• DESCRIPTION OF THE TASK: Which lines in the data below contain the word "Listenfeld"? Pull each of them out.

[[ DATASET open ]]

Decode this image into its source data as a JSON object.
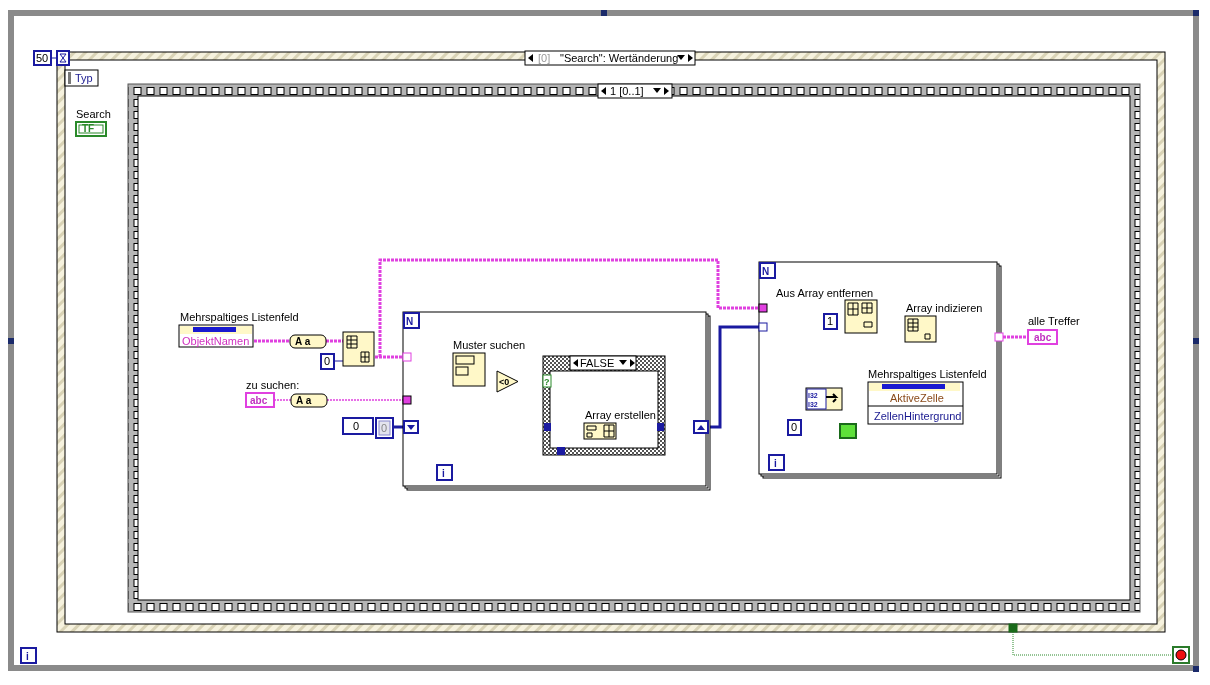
{
  "while_loop": {
    "iteration": "i"
  },
  "event_structure": {
    "timeout": "50",
    "selector_index": "[0]",
    "selector_case": "\"Search\": Wertänderung",
    "event_data": "Typ",
    "terminal_label": "Search",
    "terminal_type": "TF"
  },
  "sequence": {
    "frame": "1 [0..1]"
  },
  "listbox_names": {
    "label": "Mehrspaltiges Listenfeld",
    "property": "ObjektNamen",
    "case_glyph": "A a",
    "index_constant": "0"
  },
  "search_input": {
    "label": "zu suchen:",
    "type": "abc",
    "case_glyph": "A a"
  },
  "start_values": {
    "numeric": "0",
    "array": "0"
  },
  "search_loop": {
    "count": "N",
    "iteration": "i",
    "match_label": "Muster suchen",
    "compare": "<0",
    "selector": "?",
    "case": "FALSE",
    "build_label": "Array erstellen"
  },
  "highlight_loop": {
    "count": "N",
    "iteration": "i",
    "delete_label": "Aus Array entfernen",
    "delete_length": "1",
    "index_label": "Array indizieren",
    "bundle_types": [
      "I32",
      "I32"
    ],
    "zero_constant": "0",
    "property_label": "Mehrspaltiges Listenfeld",
    "properties": [
      "AktiveZelle",
      "ZellenHintergrund"
    ]
  },
  "output": {
    "label": "alle Treffer",
    "type": "abc"
  }
}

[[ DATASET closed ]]

• EXERCISE RESPONSE:
    "label": "Mehrspaltiges Listenfeld",
    "property_label": "Mehrspaltiges Listenfeld",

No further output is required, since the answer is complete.